EXERCISE REQUIREMENTS: Without reproducing any image, print the listing below exactly.

=== Begin Enclosure ===

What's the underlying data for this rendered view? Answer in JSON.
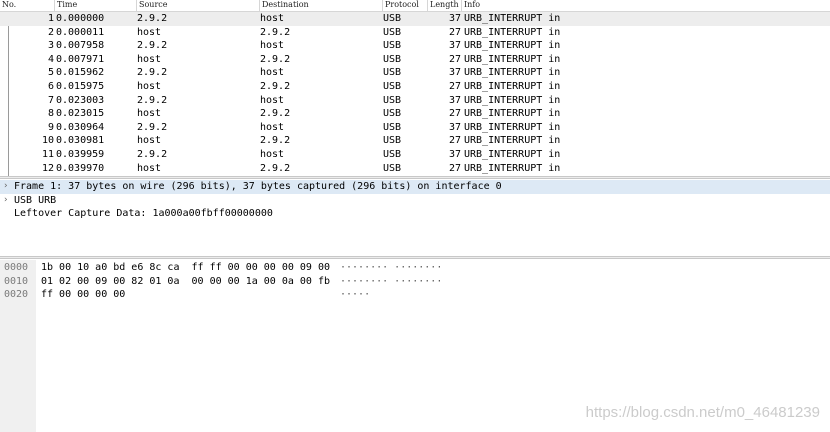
{
  "packet_list": {
    "columns": [
      "No.",
      "Time",
      "Source",
      "Destination",
      "Protocol",
      "Length",
      "Info"
    ],
    "rows": [
      {
        "no": "1",
        "time": "0.000000",
        "source": "2.9.2",
        "destination": "host",
        "protocol": "USB",
        "length": "37",
        "info": "URB_INTERRUPT in"
      },
      {
        "no": "2",
        "time": "0.000011",
        "source": "host",
        "destination": "2.9.2",
        "protocol": "USB",
        "length": "27",
        "info": "URB_INTERRUPT in"
      },
      {
        "no": "3",
        "time": "0.007958",
        "source": "2.9.2",
        "destination": "host",
        "protocol": "USB",
        "length": "37",
        "info": "URB_INTERRUPT in"
      },
      {
        "no": "4",
        "time": "0.007971",
        "source": "host",
        "destination": "2.9.2",
        "protocol": "USB",
        "length": "27",
        "info": "URB_INTERRUPT in"
      },
      {
        "no": "5",
        "time": "0.015962",
        "source": "2.9.2",
        "destination": "host",
        "protocol": "USB",
        "length": "37",
        "info": "URB_INTERRUPT in"
      },
      {
        "no": "6",
        "time": "0.015975",
        "source": "host",
        "destination": "2.9.2",
        "protocol": "USB",
        "length": "27",
        "info": "URB_INTERRUPT in"
      },
      {
        "no": "7",
        "time": "0.023003",
        "source": "2.9.2",
        "destination": "host",
        "protocol": "USB",
        "length": "37",
        "info": "URB_INTERRUPT in"
      },
      {
        "no": "8",
        "time": "0.023015",
        "source": "host",
        "destination": "2.9.2",
        "protocol": "USB",
        "length": "27",
        "info": "URB_INTERRUPT in"
      },
      {
        "no": "9",
        "time": "0.030964",
        "source": "2.9.2",
        "destination": "host",
        "protocol": "USB",
        "length": "37",
        "info": "URB_INTERRUPT in"
      },
      {
        "no": "10",
        "time": "0.030981",
        "source": "host",
        "destination": "2.9.2",
        "protocol": "USB",
        "length": "27",
        "info": "URB_INTERRUPT in"
      },
      {
        "no": "11",
        "time": "0.039959",
        "source": "2.9.2",
        "destination": "host",
        "protocol": "USB",
        "length": "37",
        "info": "URB_INTERRUPT in"
      },
      {
        "no": "12",
        "time": "0.039970",
        "source": "host",
        "destination": "2.9.2",
        "protocol": "USB",
        "length": "27",
        "info": "URB_INTERRUPT in"
      }
    ],
    "selected_index": 0
  },
  "details": {
    "rows": [
      {
        "text": "Frame 1: 37 bytes on wire (296 bits), 37 bytes captured (296 bits) on interface 0",
        "expandable": true,
        "selected": true
      },
      {
        "text": "USB URB",
        "expandable": true,
        "selected": false
      },
      {
        "text": "Leftover Capture Data: 1a000a00fbff00000000",
        "expandable": false,
        "selected": false
      }
    ]
  },
  "bytes": {
    "rows": [
      {
        "offset": "0000",
        "hex": "1b 00 10 a0 bd e6 8c ca  ff ff 00 00 00 00 09 00",
        "ascii": "········ ········"
      },
      {
        "offset": "0010",
        "hex": "01 02 00 09 00 82 01 0a  00 00 00 1a 00 0a 00 fb",
        "ascii": "········ ········"
      },
      {
        "offset": "0020",
        "hex": "ff 00 00 00 00",
        "ascii": "·····"
      }
    ]
  },
  "watermark": "https://blog.csdn.net/m0_46481239",
  "colors": {
    "selected_packet_row": "#ededed",
    "selected_detail_row": "#dde9f5",
    "bytes_gutter": "#f0f0f0"
  }
}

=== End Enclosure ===

ANSWER TO THIS TASK:
What's the underlying data for this rendered view? Answer in JSON.
{
  "packet_list": {
    "columns": [
      "No.",
      "Time",
      "Source",
      "Destination",
      "Protocol",
      "Length",
      "Info"
    ],
    "rows": [
      {
        "no": "1",
        "time": "0.000000",
        "source": "2.9.2",
        "destination": "host",
        "protocol": "USB",
        "length": "37",
        "info": "URB_INTERRUPT in"
      },
      {
        "no": "2",
        "time": "0.000011",
        "source": "host",
        "destination": "2.9.2",
        "protocol": "USB",
        "length": "27",
        "info": "URB_INTERRUPT in"
      },
      {
        "no": "3",
        "time": "0.007958",
        "source": "2.9.2",
        "destination": "host",
        "protocol": "USB",
        "length": "37",
        "info": "URB_INTERRUPT in"
      },
      {
        "no": "4",
        "time": "0.007971",
        "source": "host",
        "destination": "2.9.2",
        "protocol": "USB",
        "length": "27",
        "info": "URB_INTERRUPT in"
      },
      {
        "no": "5",
        "time": "0.015962",
        "source": "2.9.2",
        "destination": "host",
        "protocol": "USB",
        "length": "37",
        "info": "URB_INTERRUPT in"
      },
      {
        "no": "6",
        "time": "0.015975",
        "source": "host",
        "destination": "2.9.2",
        "protocol": "USB",
        "length": "27",
        "info": "URB_INTERRUPT in"
      },
      {
        "no": "7",
        "time": "0.023003",
        "source": "2.9.2",
        "destination": "host",
        "protocol": "USB",
        "length": "37",
        "info": "URB_INTERRUPT in"
      },
      {
        "no": "8",
        "time": "0.023015",
        "source": "host",
        "destination": "2.9.2",
        "protocol": "USB",
        "length": "27",
        "info": "URB_INTERRUPT in"
      },
      {
        "no": "9",
        "time": "0.030964",
        "source": "2.9.2",
        "destination": "host",
        "protocol": "USB",
        "length": "37",
        "info": "URB_INTERRUPT in"
      },
      {
        "no": "10",
        "time": "0.030981",
        "source": "host",
        "destination": "2.9.2",
        "protocol": "USB",
        "length": "27",
        "info": "URB_INTERRUPT in"
      },
      {
        "no": "11",
        "time": "0.039959",
        "source": "2.9.2",
        "destination": "host",
        "protocol": "USB",
        "length": "37",
        "info": "URB_INTERRUPT in"
      },
      {
        "no": "12",
        "time": "0.039970",
        "source": "host",
        "destination": "2.9.2",
        "protocol": "USB",
        "length": "27",
        "info": "URB_INTERRUPT in"
      }
    ],
    "selected_index": 0
  },
  "details": {
    "rows": [
      {
        "text": "Frame 1: 37 bytes on wire (296 bits), 37 bytes captured (296 bits) on interface 0",
        "expandable": true,
        "selected": true
      },
      {
        "text": "USB URB",
        "expandable": true,
        "selected": false
      },
      {
        "text": "Leftover Capture Data: 1a000a00fbff00000000",
        "expandable": false,
        "selected": false
      }
    ]
  },
  "bytes": {
    "rows": [
      {
        "offset": "0000",
        "hex": "1b 00 10 a0 bd e6 8c ca  ff ff 00 00 00 00 09 00",
        "ascii": "········ ········"
      },
      {
        "offset": "0010",
        "hex": "01 02 00 09 00 82 01 0a  00 00 00 1a 00 0a 00 fb",
        "ascii": "········ ········"
      },
      {
        "offset": "0020",
        "hex": "ff 00 00 00 00",
        "ascii": "·····"
      }
    ]
  },
  "watermark": "https://blog.csdn.net/m0_46481239",
  "colors": {
    "selected_packet_row": "#ededed",
    "selected_detail_row": "#dde9f5",
    "bytes_gutter": "#f0f0f0"
  }
}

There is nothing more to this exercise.